■ RECORD EXCERPTS ■
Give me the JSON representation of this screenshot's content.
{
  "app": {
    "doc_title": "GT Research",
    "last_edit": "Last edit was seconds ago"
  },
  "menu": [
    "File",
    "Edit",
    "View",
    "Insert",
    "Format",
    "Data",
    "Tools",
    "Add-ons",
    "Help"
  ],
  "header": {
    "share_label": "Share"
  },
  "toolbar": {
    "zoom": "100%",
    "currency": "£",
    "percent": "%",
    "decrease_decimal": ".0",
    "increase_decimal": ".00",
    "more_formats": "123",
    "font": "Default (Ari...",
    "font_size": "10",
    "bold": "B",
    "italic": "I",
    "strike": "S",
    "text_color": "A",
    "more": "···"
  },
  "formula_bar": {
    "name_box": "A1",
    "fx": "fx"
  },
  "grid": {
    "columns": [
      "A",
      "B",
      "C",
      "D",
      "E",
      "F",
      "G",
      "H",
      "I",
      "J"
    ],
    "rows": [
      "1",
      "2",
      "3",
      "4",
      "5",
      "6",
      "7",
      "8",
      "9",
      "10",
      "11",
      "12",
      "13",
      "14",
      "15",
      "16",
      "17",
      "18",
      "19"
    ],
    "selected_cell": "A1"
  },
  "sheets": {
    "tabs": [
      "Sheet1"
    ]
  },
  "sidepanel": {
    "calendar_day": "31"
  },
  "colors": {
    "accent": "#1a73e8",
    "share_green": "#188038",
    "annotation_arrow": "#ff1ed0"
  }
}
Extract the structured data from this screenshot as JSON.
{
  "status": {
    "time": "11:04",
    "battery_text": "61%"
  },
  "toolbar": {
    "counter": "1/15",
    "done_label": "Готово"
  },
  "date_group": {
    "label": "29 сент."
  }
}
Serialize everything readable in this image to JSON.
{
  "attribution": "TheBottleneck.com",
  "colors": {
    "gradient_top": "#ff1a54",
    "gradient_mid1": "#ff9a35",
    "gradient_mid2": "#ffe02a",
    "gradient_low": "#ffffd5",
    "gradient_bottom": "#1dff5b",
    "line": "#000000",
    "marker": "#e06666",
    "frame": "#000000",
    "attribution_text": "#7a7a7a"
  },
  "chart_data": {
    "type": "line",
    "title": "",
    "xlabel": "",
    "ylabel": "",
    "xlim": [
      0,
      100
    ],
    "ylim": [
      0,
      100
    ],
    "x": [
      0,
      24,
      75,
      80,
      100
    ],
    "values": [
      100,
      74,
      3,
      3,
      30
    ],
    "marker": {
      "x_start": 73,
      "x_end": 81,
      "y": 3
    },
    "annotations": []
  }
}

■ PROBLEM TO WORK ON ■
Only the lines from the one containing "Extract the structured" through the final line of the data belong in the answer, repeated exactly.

■ TASK RESPONSE ■
Extract the structured data from this screenshot as JSON.
{
  "status": {
    "time": "11:04",
    "battery_text": "61%"
  },
  "toolbar": {
    "counter": "1/15",
    "done_label": "Готово"
  },
  "date_group": {
    "label": "29 сент."
  }
}
Serialize everything readable in this image to JSON.
{
  "attribution": "TheBottleneck.com",
  "colors": {
    "gradient_top": "#ff1a54",
    "gradient_mid1": "#ff9a35",
    "gradient_mid2": "#ffe02a",
    "gradient_low": "#ffffd5",
    "gradient_bottom": "#1dff5b",
    "line": "#000000",
    "marker": "#e06666",
    "frame": "#000000",
    "attribution_text": "#7a7a7a"
  },
  "chart_data": {
    "type": "line",
    "title": "",
    "xlabel": "",
    "ylabel": "",
    "xlim": [
      0,
      100
    ],
    "ylim": [
      0,
      100
    ],
    "x": [
      0,
      24,
      75,
      80,
      100
    ],
    "values": [
      100,
      74,
      3,
      3,
      30
    ],
    "marker": {
      "x_start": 73,
      "x_end": 81,
      "y": 3
    },
    "annotations": []
  }
}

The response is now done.